DIRECTIONS FOR THIS TASK:
Output every entry exactly as written, but omit the pictures.
+===+
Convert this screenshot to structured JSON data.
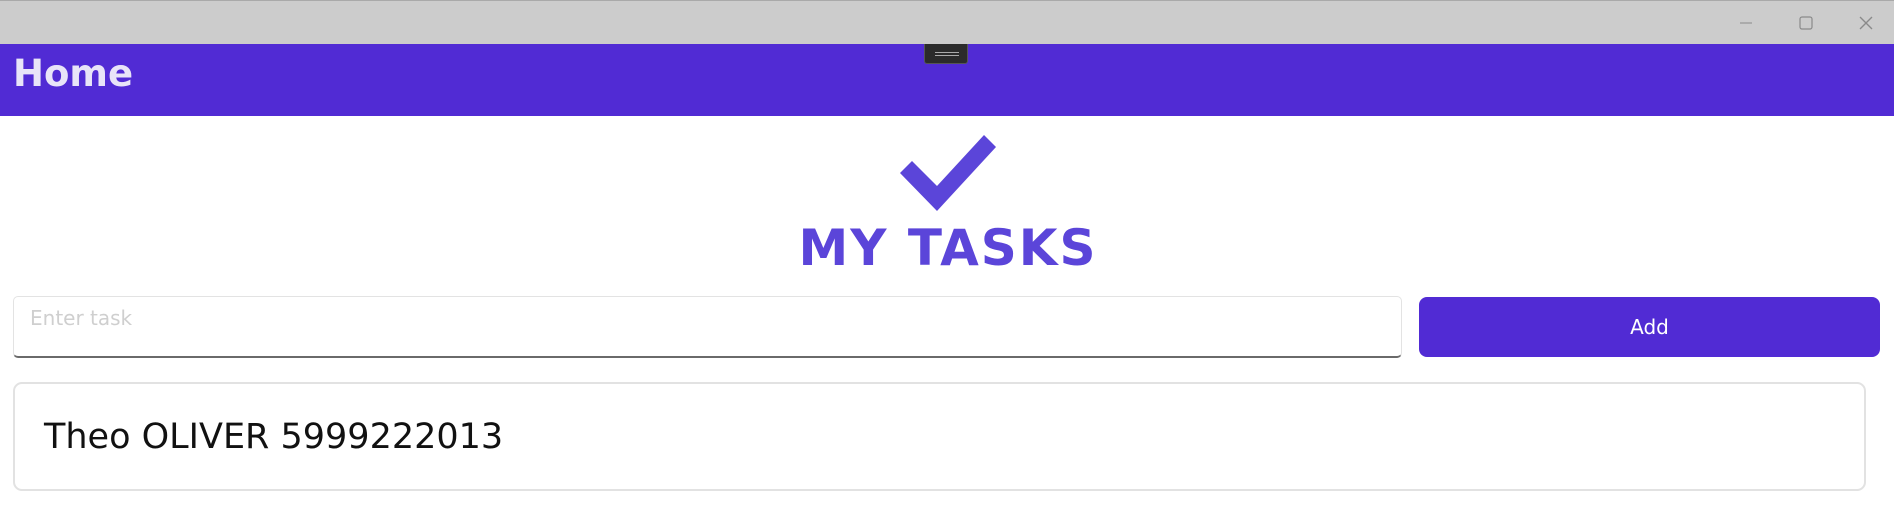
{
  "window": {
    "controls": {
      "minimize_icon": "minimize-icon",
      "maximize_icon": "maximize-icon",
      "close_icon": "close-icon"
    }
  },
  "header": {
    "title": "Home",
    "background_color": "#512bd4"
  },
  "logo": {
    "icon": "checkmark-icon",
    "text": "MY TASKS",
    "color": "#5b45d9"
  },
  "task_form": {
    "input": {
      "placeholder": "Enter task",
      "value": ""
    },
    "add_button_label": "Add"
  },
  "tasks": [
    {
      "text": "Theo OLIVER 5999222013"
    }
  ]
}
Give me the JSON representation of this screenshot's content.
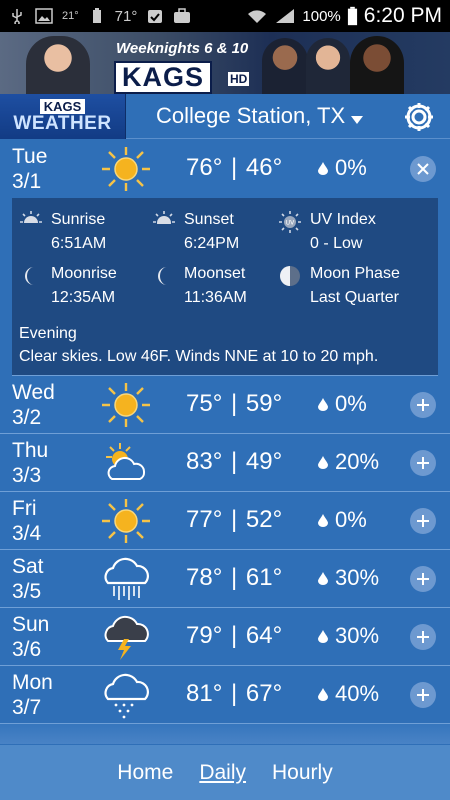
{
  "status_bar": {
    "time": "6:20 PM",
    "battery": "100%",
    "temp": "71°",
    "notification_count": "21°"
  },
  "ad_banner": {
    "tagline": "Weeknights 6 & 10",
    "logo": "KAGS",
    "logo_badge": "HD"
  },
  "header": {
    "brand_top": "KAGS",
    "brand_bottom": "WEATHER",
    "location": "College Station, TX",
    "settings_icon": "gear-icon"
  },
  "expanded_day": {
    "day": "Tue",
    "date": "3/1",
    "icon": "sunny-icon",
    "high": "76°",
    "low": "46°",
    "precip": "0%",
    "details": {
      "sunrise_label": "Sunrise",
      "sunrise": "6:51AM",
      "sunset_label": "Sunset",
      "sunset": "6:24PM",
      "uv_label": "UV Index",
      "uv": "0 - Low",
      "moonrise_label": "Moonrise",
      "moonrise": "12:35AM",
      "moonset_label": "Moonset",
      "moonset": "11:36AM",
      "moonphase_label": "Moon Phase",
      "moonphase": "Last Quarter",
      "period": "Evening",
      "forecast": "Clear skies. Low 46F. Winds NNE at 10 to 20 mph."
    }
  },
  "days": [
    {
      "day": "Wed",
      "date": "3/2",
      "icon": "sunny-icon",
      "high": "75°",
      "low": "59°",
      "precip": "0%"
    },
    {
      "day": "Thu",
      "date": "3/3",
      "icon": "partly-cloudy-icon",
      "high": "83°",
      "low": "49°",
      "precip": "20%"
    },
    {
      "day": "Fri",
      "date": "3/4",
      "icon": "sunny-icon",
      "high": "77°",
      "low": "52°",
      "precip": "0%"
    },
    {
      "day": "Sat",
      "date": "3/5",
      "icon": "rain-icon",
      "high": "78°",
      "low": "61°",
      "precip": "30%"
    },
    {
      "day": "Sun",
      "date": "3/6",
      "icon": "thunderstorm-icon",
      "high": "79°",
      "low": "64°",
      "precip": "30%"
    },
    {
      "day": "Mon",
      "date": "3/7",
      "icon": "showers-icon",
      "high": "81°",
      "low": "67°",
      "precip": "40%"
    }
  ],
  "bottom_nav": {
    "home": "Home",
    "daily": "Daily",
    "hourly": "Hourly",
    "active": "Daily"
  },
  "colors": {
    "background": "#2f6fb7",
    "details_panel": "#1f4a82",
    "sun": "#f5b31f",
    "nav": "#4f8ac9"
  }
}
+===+
SOLUTION TO THIS PROBLEM:
Convert this screenshot to structured JSON data.
{
  "window": {
    "controls": {
      "minimize_icon": "minimize-icon",
      "maximize_icon": "maximize-icon",
      "close_icon": "close-icon"
    }
  },
  "header": {
    "title": "Home",
    "background_color": "#512bd4"
  },
  "logo": {
    "icon": "checkmark-icon",
    "text": "MY TASKS",
    "color": "#5b45d9"
  },
  "task_form": {
    "input": {
      "placeholder": "Enter task",
      "value": ""
    },
    "add_button_label": "Add"
  },
  "tasks": [
    {
      "text": "Theo OLIVER 5999222013"
    }
  ]
}
Give me the JSON representation of this screenshot's content.
{
  "status_bar": {
    "time": "6:20 PM",
    "battery": "100%",
    "temp": "71°",
    "notification_count": "21°"
  },
  "ad_banner": {
    "tagline": "Weeknights 6 & 10",
    "logo": "KAGS",
    "logo_badge": "HD"
  },
  "header": {
    "brand_top": "KAGS",
    "brand_bottom": "WEATHER",
    "location": "College Station, TX",
    "settings_icon": "gear-icon"
  },
  "expanded_day": {
    "day": "Tue",
    "date": "3/1",
    "icon": "sunny-icon",
    "high": "76°",
    "low": "46°",
    "precip": "0%",
    "details": {
      "sunrise_label": "Sunrise",
      "sunrise": "6:51AM",
      "sunset_label": "Sunset",
      "sunset": "6:24PM",
      "uv_label": "UV Index",
      "uv": "0 - Low",
      "moonrise_label": "Moonrise",
      "moonrise": "12:35AM",
      "moonset_label": "Moonset",
      "moonset": "11:36AM",
      "moonphase_label": "Moon Phase",
      "moonphase": "Last Quarter",
      "period": "Evening",
      "forecast": "Clear skies. Low 46F. Winds NNE at 10 to 20 mph."
    }
  },
  "days": [
    {
      "day": "Wed",
      "date": "3/2",
      "icon": "sunny-icon",
      "high": "75°",
      "low": "59°",
      "precip": "0%"
    },
    {
      "day": "Thu",
      "date": "3/3",
      "icon": "partly-cloudy-icon",
      "high": "83°",
      "low": "49°",
      "precip": "20%"
    },
    {
      "day": "Fri",
      "date": "3/4",
      "icon": "sunny-icon",
      "high": "77°",
      "low": "52°",
      "precip": "0%"
    },
    {
      "day": "Sat",
      "date": "3/5",
      "icon": "rain-icon",
      "high": "78°",
      "low": "61°",
      "precip": "30%"
    },
    {
      "day": "Sun",
      "date": "3/6",
      "icon": "thunderstorm-icon",
      "high": "79°",
      "low": "64°",
      "precip": "30%"
    },
    {
      "day": "Mon",
      "date": "3/7",
      "icon": "showers-icon",
      "high": "81°",
      "low": "67°",
      "precip": "40%"
    }
  ],
  "bottom_nav": {
    "home": "Home",
    "daily": "Daily",
    "hourly": "Hourly",
    "active": "Daily"
  },
  "colors": {
    "background": "#2f6fb7",
    "details_panel": "#1f4a82",
    "sun": "#f5b31f",
    "nav": "#4f8ac9"
  }
}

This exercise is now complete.